The exhibition endeavours to position the notion of critical pedagogy as a crucial element in collective struggles, and explore the tension between individual and social emancipation through education with examples that are both historical and current.
republic is an exhibition by Juan Luis Moraza (Vitoria, 1960), assembling a broad selection of his works and structuring them in areas that examine the museum as a system of conventions and possibilities of citizenship.
It is not new, it is a book, a quotation by Jacques Louis Nyst, is the title of the first in a series of exhibitions to be presented in the Library and Documentation Centre of the Reina Sofía Museum. The aim of this series is to present every aspect of the artists’ book. Both individual and thematic exhibitions are programmed.
By virtue of more than 250 works produced between 1949 and 2011, this exhibition offers a comprehensive retrospective look at the work of Richard Hamilton (London, 1922 – 2011), a key figure in Pop Art and one of the most influential British artists of the 20th century.
The Exhibition photobooks. Spain 1905-1977 presents a journey through the history of the photobook in Spain, setting off at the beginning of the 20th century and ending in the mid seventies, via a selection from the Museo Reina Sofía Collection, contextualised and accompanied by an assortment of complementary material.
The exhibition focuses on the “abstract” ouvre by Wols produced since the Second World War and in the photographs taken shortly before the war. “The street” and “the cosmos” are an original key reading of Wols’ work, whose contribution to twentieth-century art is yet to be fully recognized.
The exhibition proposes a journey through the places and characters that have shaped the films and the biography of Amos Gitai.
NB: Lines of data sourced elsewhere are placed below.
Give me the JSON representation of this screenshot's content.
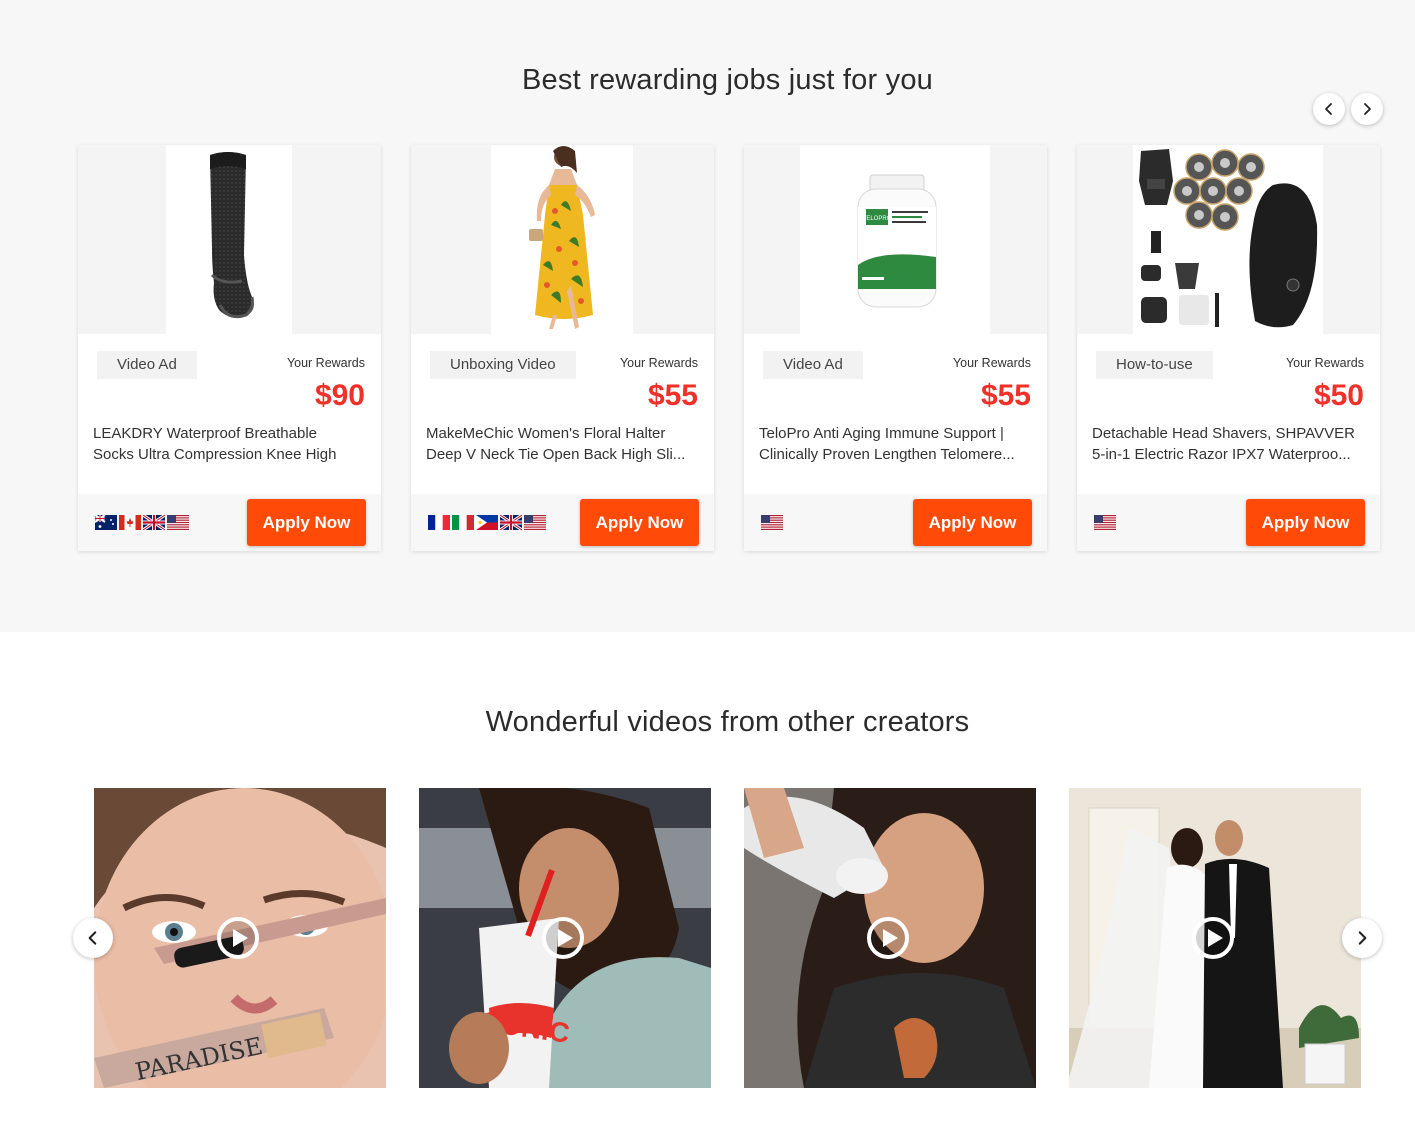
{
  "jobs_section": {
    "title": "Best rewarding jobs just for you",
    "cards": [
      {
        "type": "Video Ad",
        "rewards_label": "Your Rewards",
        "reward": "$90",
        "desc_line1": "LEAKDRY Waterproof Breathable",
        "desc_line2": "Socks Ultra Compression Knee High",
        "flags": [
          "flag-au-icon",
          "flag-ca-icon",
          "flag-uk-icon",
          "flag-us-icon"
        ],
        "apply_label": "Apply Now"
      },
      {
        "type": "Unboxing Video",
        "rewards_label": "Your Rewards",
        "reward": "$55",
        "desc_line1": "MakeMeChic Women's Floral Halter",
        "desc_line2": "Deep V Neck Tie Open Back High Sli...",
        "flags": [
          "flag-fr-icon",
          "flag-it-icon",
          "flag-ph-icon",
          "flag-uk-icon",
          "flag-us-icon"
        ],
        "apply_label": "Apply Now"
      },
      {
        "type": "Video Ad",
        "rewards_label": "Your Rewards",
        "reward": "$55",
        "desc_line1": "TeloPro Anti Aging Immune Support |",
        "desc_line2": "Clinically Proven Lengthen Telomere...",
        "flags": [
          "flag-us-icon"
        ],
        "apply_label": "Apply Now",
        "bottle_brand": "TELOPRO"
      },
      {
        "type": "How-to-use",
        "rewards_label": "Your Rewards",
        "reward": "$50",
        "desc_line1": "Detachable Head Shavers, SHPAVVER",
        "desc_line2": "5-in-1 Electric Razor IPX7 Waterproo...",
        "flags": [
          "flag-us-icon"
        ],
        "apply_label": "Apply Now"
      }
    ]
  },
  "videos_section": {
    "title": "Wonderful videos from other creators",
    "videos": [
      {
        "subject": "mascara application",
        "product_text": "PARADISE"
      },
      {
        "subject": "drinking from cup",
        "product_text": "SONIC"
      },
      {
        "subject": "drinking from bottle"
      },
      {
        "subject": "wedding couple"
      }
    ]
  },
  "colors": {
    "accent": "#ff4a08",
    "reward": "#f0312a",
    "section_bg": "#f7f7f7"
  }
}
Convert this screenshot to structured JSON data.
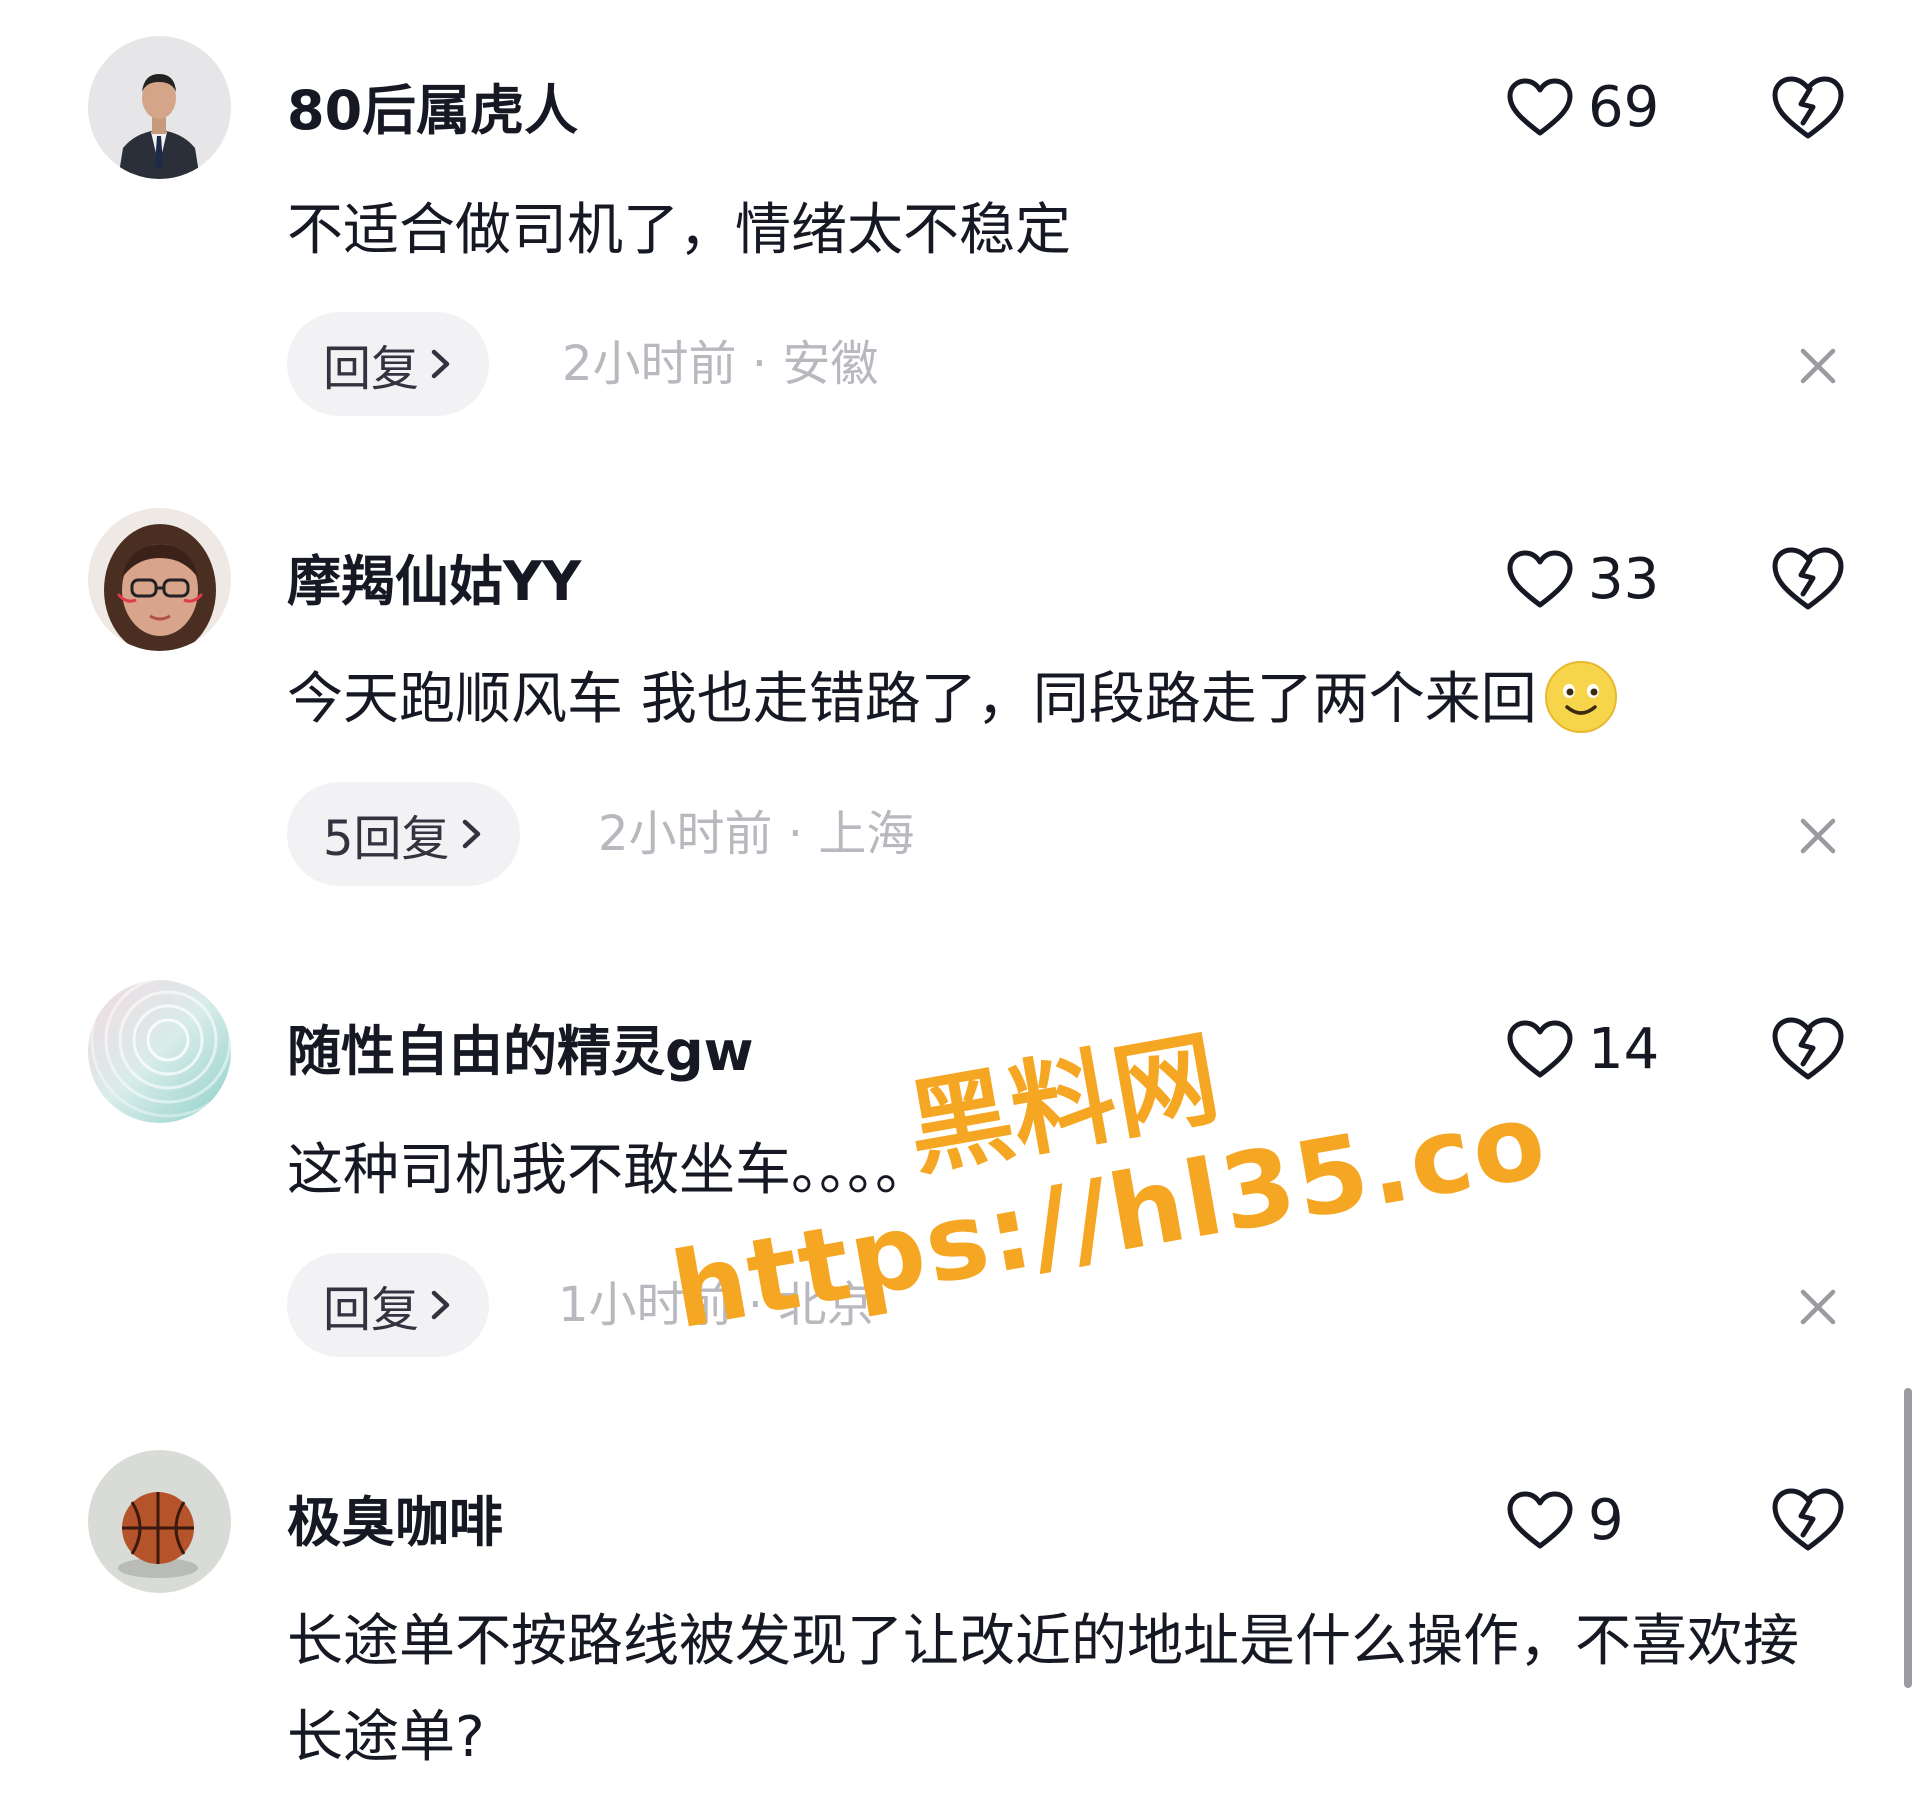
{
  "comments": [
    {
      "username": "80后属虎人",
      "likes": "69",
      "text": "不适合做司机了，情绪太不稳定",
      "reply_label": "回复",
      "meta": "2小时前 · 安徽",
      "avatar_icon": "avatar-man-in-suit"
    },
    {
      "username": "摩羯仙姑YY",
      "likes": "33",
      "text": "今天跑顺风车 我也走错路了，同段路走了两个来回",
      "emoji": "smiling-face-emoji",
      "reply_label": "5回复",
      "meta": "2小时前 · 上海",
      "avatar_icon": "avatar-woman-with-glasses"
    },
    {
      "username": "随性自由的精灵gw",
      "likes": "14",
      "text": "这种司机我不敢坐车。。。。",
      "reply_label": "回复",
      "meta": "1小时前 · 北京",
      "avatar_icon": "avatar-pastel-swirl"
    },
    {
      "username": "极臭咖啡",
      "likes": "9",
      "text": "长途单不按路线被发现了让改近的地址是什么操作，不喜欢接长途单?",
      "avatar_icon": "avatar-basketball"
    }
  ],
  "icons": {
    "like": "heart-outline-icon",
    "dislike": "broken-heart-icon",
    "close": "close-x-icon",
    "reply_chevron": "chevron-right-icon"
  },
  "watermark": {
    "line1": "黑料网",
    "line2": "https://hl35.co"
  },
  "colors": {
    "text": "#161823",
    "meta": "#b8b9be",
    "reply_bg": "#f2f2f4",
    "watermark": "#f5a623"
  }
}
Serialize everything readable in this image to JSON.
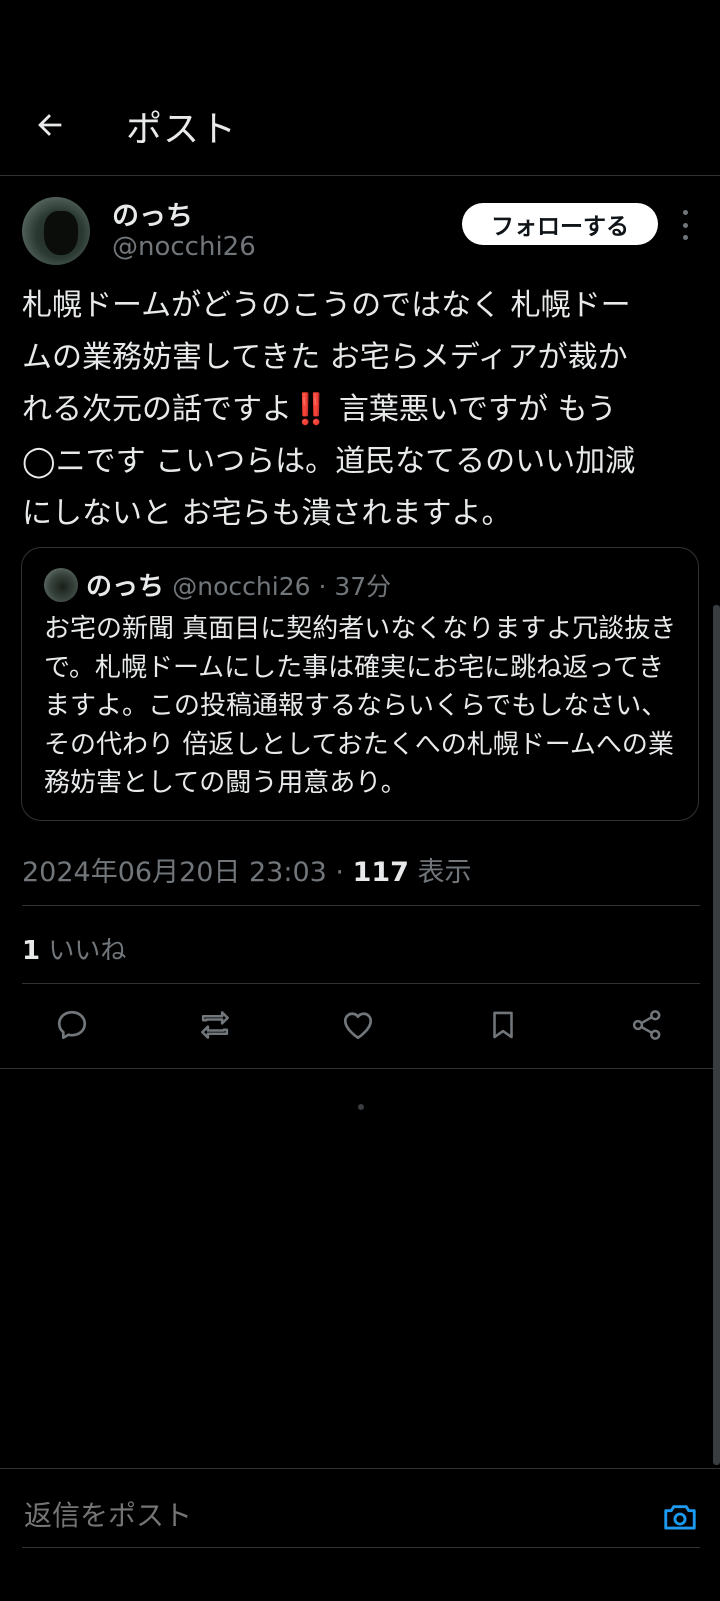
{
  "header": {
    "title": "ポスト"
  },
  "author": {
    "name": "のっち",
    "handle": "@nocchi26",
    "follow_label": "フォローする"
  },
  "post": {
    "text_lines": [
      "札幌ドームがどうのこうのではなく 札幌ドー",
      "ムの業務妨害してきた お宅らメディアが裁か",
      "れる次元の話ですよ",
      " 言葉悪いですが もう",
      "◯ニです こいつらは。道民なてるのいい加減",
      "にしないと お宅らも潰されますよ。"
    ],
    "emoji": "‼️"
  },
  "quote": {
    "name": "のっち",
    "meta": "@nocchi26 · 37分",
    "text": "お宅の新聞 真面目に契約者いなくなりますよ冗談抜きで。札幌ドームにした事は確実にお宅に跳ね返ってきますよ。この投稿通報するならいくらでもしなさい、その代わり 倍返しとしておたくへの札幌ドームへの業務妨害としての闘う用意あり。"
  },
  "stats": {
    "timestamp": "2024年06月20日 23:03 · ",
    "views": "117",
    "views_label": " 表示",
    "likes": "1",
    "likes_label": " いいね"
  },
  "reply": {
    "placeholder": "返信をポスト"
  },
  "colors": {
    "background": "#000000",
    "text": "#e7e9ea",
    "muted": "#71767b",
    "accent": "#1d9bf0",
    "divider": "#2f3336"
  },
  "icons": [
    "back-arrow-icon",
    "more-vertical-icon",
    "reply-icon",
    "repost-icon",
    "like-icon",
    "bookmark-icon",
    "share-icon",
    "camera-icon"
  ]
}
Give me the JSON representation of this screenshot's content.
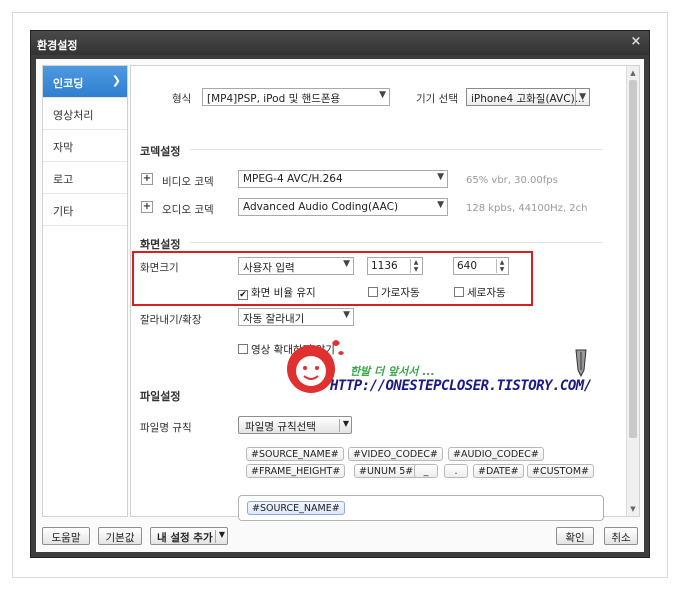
{
  "window": {
    "title": "환경설정",
    "close_symbol": "×"
  },
  "sidebar": {
    "items": [
      {
        "label": "인코딩",
        "active": true
      },
      {
        "label": "영상처리"
      },
      {
        "label": "자막"
      },
      {
        "label": "로고"
      },
      {
        "label": "기타"
      }
    ]
  },
  "format": {
    "label": "형식",
    "value": "[MP4]PSP, iPod 및 핸드폰용",
    "device_label": "기기 선택",
    "device_value": "iPhone4 고화질(AVC)..."
  },
  "codec": {
    "title": "코덱설정",
    "video_label": "비디오 코덱",
    "video_value": "MPEG-4 AVC/H.264",
    "video_hint": "65% vbr, 30.00fps",
    "audio_label": "오디오 코덱",
    "audio_value": "Advanced Audio Coding(AAC)",
    "audio_hint": "128 kpbs, 44100Hz, 2ch"
  },
  "screen": {
    "title": "화면설정",
    "size_label": "화면크기",
    "size_value": "사용자 입력",
    "width": "1136",
    "height": "640",
    "keep_ratio_label": "화면 비율 유지",
    "keep_ratio_checked": true,
    "auto_width_label": "가로자동",
    "auto_height_label": "세로자동",
    "crop_label": "잘라내기/확장",
    "crop_value": "자동 잘라내기",
    "upscale_label": "영상 확대하지 않기"
  },
  "file": {
    "title": "파일설정",
    "rule_label": "파일명 규칙",
    "rule_select": "파일명 규칙선택",
    "tokens_row1": [
      "#SOURCE_NAME#",
      "#VIDEO_CODEC#",
      "#AUDIO_CODEC#"
    ],
    "tokens_row2": [
      "#FRAME_HEIGHT#",
      "#UNUM 5#",
      "_",
      ".",
      "#DATE#",
      "#CUSTOM#"
    ],
    "current_token": "#SOURCE_NAME#"
  },
  "footer": {
    "help": "도움말",
    "default": "기본값",
    "add_preset": "내 설정 추가",
    "ok": "확인",
    "cancel": "취소"
  },
  "watermark": {
    "slogan": "한발 더 앞서서 ...",
    "url": "HTTP://ONESTEPCLOSER.TISTORY.COM/"
  },
  "colors": {
    "accent": "#3a8ad6",
    "highlight_border": "#d92020",
    "watermark_red": "#e03030",
    "watermark_green": "#3aa84a",
    "watermark_blue": "#1a1a8c"
  },
  "icons": {
    "sidebar_active": "chevron-right-icon",
    "dropdown": "chevron-down-icon",
    "spinner": "up-down-arrows-icon",
    "expand": "plus-icon"
  }
}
Fragments of his films and documents drawn from his personal archive, examine the way in which the filmmaker has interpreted his own genealogy.
For her first solo exhibition in Spain, the artist Tracey Rose (Durban, South Africa, 1974) presents her new project entitled (x). It consists of a video-installation and an energy space created from two pieces that feature light, acoustic and chromatic elements.
Throughout her career Elly Strik (the Hague, Netherlands, 1961) has been particularly interested in those visionary artists that have probed the limits of human nature, such as James Ensor and Francisco de Goya.
Books that are photosis the first of two shows programmed by Museo Reina Sofía on photobooks. This show features a selection of about 150 photobooks published in Spain from the year 2000 onwards, especially in the last four years.
The artists of Idea: Painting-Force take a new approach to concepts such as Academia and Tradition, developing them not as weighty and repetitive dogma but rather as a source of energy from which to work contemporarily.
An essential figure in post-war photography, since his debut in the 1970s Chris Killip has been forging a new path in documentary photography: the depiction of the working classes, in the midst of the dismantling of the industry that had created and maintained them since the beginning of the 19th century.
One True Art - 16 Responses to the Question What Art is
One True Art - 16 Responses to the Question What Art is is a performative artistic experiment in which the aim is to come up with a definition of art or reflect on the reasons why this definition is impossible.
Conceiving of artistic creation as a critical intervention and making use of different contributions, Loboda explores the power of attraction exercised by the fetish and the influence of the irrational, revealing how blurry the boundaries are between the real and the imagined.
With his works Roman Ondák (Žilina, Slovakia, 1966) creates temporary situations in which the presence of objects and persons, as well as modifications made to the exhibition space, may go unnoticed by viewers in their initial approach.